This post has been updated.

Jimmy Fallon is still a comedian on an island.

Hosting “Saturday Night Live,” the “Tonight Show” star stayed away from the kind of cutting political satire that has come to characterize “SNL” in recent months and which his late-night peers have embraced.

Fallon portrayed White House senior adviser Jared Kushner in the cold open, sporting the blazer-and-flak-jacket combo that President Trump's son-in-law wore on recent trip to Iraq. Fallon delivered no lines, a reference to Kushner's apparent aversion to public speaking. Alec Baldwin, playing President Trump, held a reality-TV-style elimination ceremony in which he chose Kushner over chief strategist Stephen K. Bannon, depicted as the grim reaper.

It was a pretty tame sketch that continues a pattern of Fallon handling Trump with care. He took a little heat during the presidential campaign for going easy on Trump (most memorably when he tousled the billionaire's hair) but Fallon was in good company — and on top of the late-night ratings. As I observed last spring, ABC's Jimmy Kimmel also had “mostly stuck to surface-level gags” about Trump. For the bulk of the race, “Saturday Night Live” was pretty gentle, too, even inviting Trump to host the show during the Republican primary season.

In February, however, Kimmel hosted an Academy Awards show laced with political commentary, including his own.

“I want to say thank you to President Trump,” he said during his opening monologue. “I mean, remember last year when it seemed like the Oscars were racist?”

Since Baldwin began impersonating Trump during the final weeks of the election, “SNL” has developed a sharp edge and seemed to deliberately push the president's buttons by casting women as male members of his team.

What's more, Trump-bashing Stephen Colbert has started outdrawing Fallon on a consistent basis, since Inauguration Day.

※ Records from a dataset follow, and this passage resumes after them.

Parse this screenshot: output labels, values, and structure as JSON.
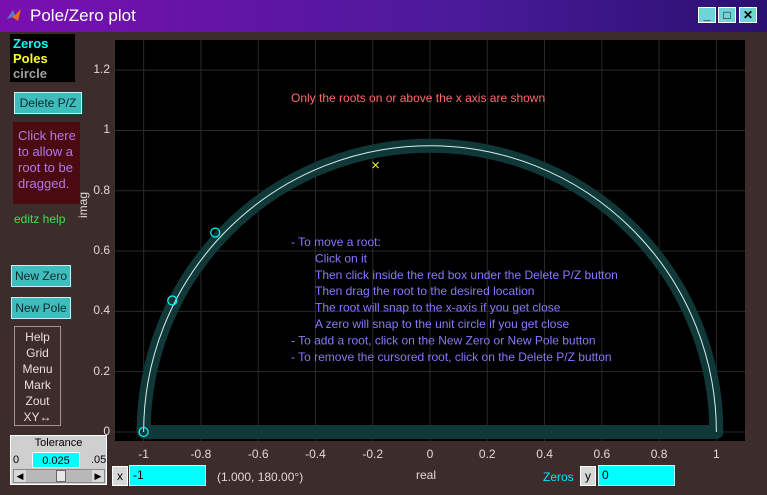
{
  "window": {
    "title": "Pole/Zero plot",
    "minimize": "_",
    "maximize": "□",
    "close": "✕"
  },
  "legend": {
    "zeros": "Zeros",
    "poles": "Poles",
    "circle": "circle",
    "colors": {
      "zeros": "#00ffff",
      "poles": "#ffff20",
      "circle": "#a0a0a0"
    }
  },
  "buttons": {
    "delete_pz": "Delete P/Z",
    "new_zero": "New Zero",
    "new_pole": "New Pole"
  },
  "drag_hint": [
    "Click here",
    "to allow a",
    "root to be",
    "dragged."
  ],
  "editz_help": "editz help",
  "menu_items": [
    "Help",
    "Grid",
    "Menu",
    "Mark",
    "Zout",
    "XY↔"
  ],
  "tolerance": {
    "label": "Tolerance",
    "min": "0",
    "value": "0.025",
    "max": ".05"
  },
  "plot": {
    "notice": "Only the roots on or above the x axis are shown",
    "instructions": [
      "- To move a root:",
      "Click on it",
      "Then click inside the red box under the Delete P/Z button",
      "Then drag the root to the desired location",
      "The root will snap to the x-axis if you get close",
      "A zero will snap to the unit circle if you get close",
      "- To add a root, click on the New Zero or New Pole button",
      "- To remove the cursored root, click on the Delete P/Z button"
    ],
    "xlabel": "real",
    "ylabel": "imag",
    "xticks": [
      "-1",
      "-0.8",
      "-0.6",
      "-0.4",
      "-0.2",
      "0",
      "0.2",
      "0.4",
      "0.6",
      "0.8",
      "1"
    ],
    "yticks": [
      "0",
      "0.2",
      "0.4",
      "0.6",
      "0.8",
      "1",
      "1.2"
    ]
  },
  "chart_data": {
    "type": "scatter",
    "xlim": [
      -1.1,
      1.1
    ],
    "ylim": [
      -0.03,
      1.3
    ],
    "zeros": [
      [
        -1.0,
        0.0
      ],
      [
        -0.9,
        0.436
      ],
      [
        -0.75,
        0.661
      ]
    ],
    "poles": [
      [
        -0.19,
        0.885
      ]
    ],
    "unit_circle": true,
    "grid": true
  },
  "cursor_readout": {
    "x_label": "x",
    "x_value": "-1",
    "coords": "(1.000, 180.00°)",
    "zeros_label": "Zeros",
    "y_label": "y",
    "y_value": "0"
  }
}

Melissa McCarthy returned to “SNL” as Sean Spicer this weekend, skewering the White House press secretary for claiming earlier in the week that Adolf Hitler refrained from using chemical weapons during World War II, even though he used poison gas to kill millions of Jews and others in concentration camps — or “concentration clubs,” as McCarthy-as-Spicer called them. In real life, Spicer referred to “Holocaust centers” during a press briefing.

McCarthy's performance was far more provocative than anything Fallon did.

Fallon, who generally shies away from political commentary, is now an anomaly. His neutrality — theoretically an ideal quality for a broadcast network trying to appeal to a broad audience — is not reaping the ratings rewards it once did.

Recall that Fallon made an “SNL” cameo in October, in which he made light of the perception that he is friendly with Trump. He dressed in drag to play a white female voter from suburban Philadelphia named Doreen Troilo and was joined by Tina Fey, who played Troilo's friend, Denise McDonough. Fallon-as-Troilo claimed to be undecided about whom to vote for, which led to this exchange:

McDONOUGH: Whatever. You love Trump.

TROILO: I don't love Trump.

McDONOUGH: Yeah? Well, stop acting like you do. Everyone thinks you love Trump. You're always like ...

(McDONOUGH PRETENDS TO TOUSLE TROILO'S HAIR)

(LAUGHTER)

TROILO: I did it one time. Get off my bra strap, cool police. I don't like Trump. I don't like that he called Alicia Machado fat.

The implication was that Fallon was speaking for himself, not merely for his character. Still, condemning Trump's alleged shaming of the former Miss Universe wasn't terribly bold.

Fallon certainly doesn't have to follow the comedic crowd and pile on Trump. He has his own style and might believe that staying down the middle is the smart, long-term play. He might be right.

But anyone looking for Fallon to get tougher on the president was likely disappointed on Saturday.

From press secretary Sean Spicer's comments about the show to the president angrily tweeting about Alec Baldwin, here is Donald Trump's history with SNL. (Nicki DeMarco/The Washington Post)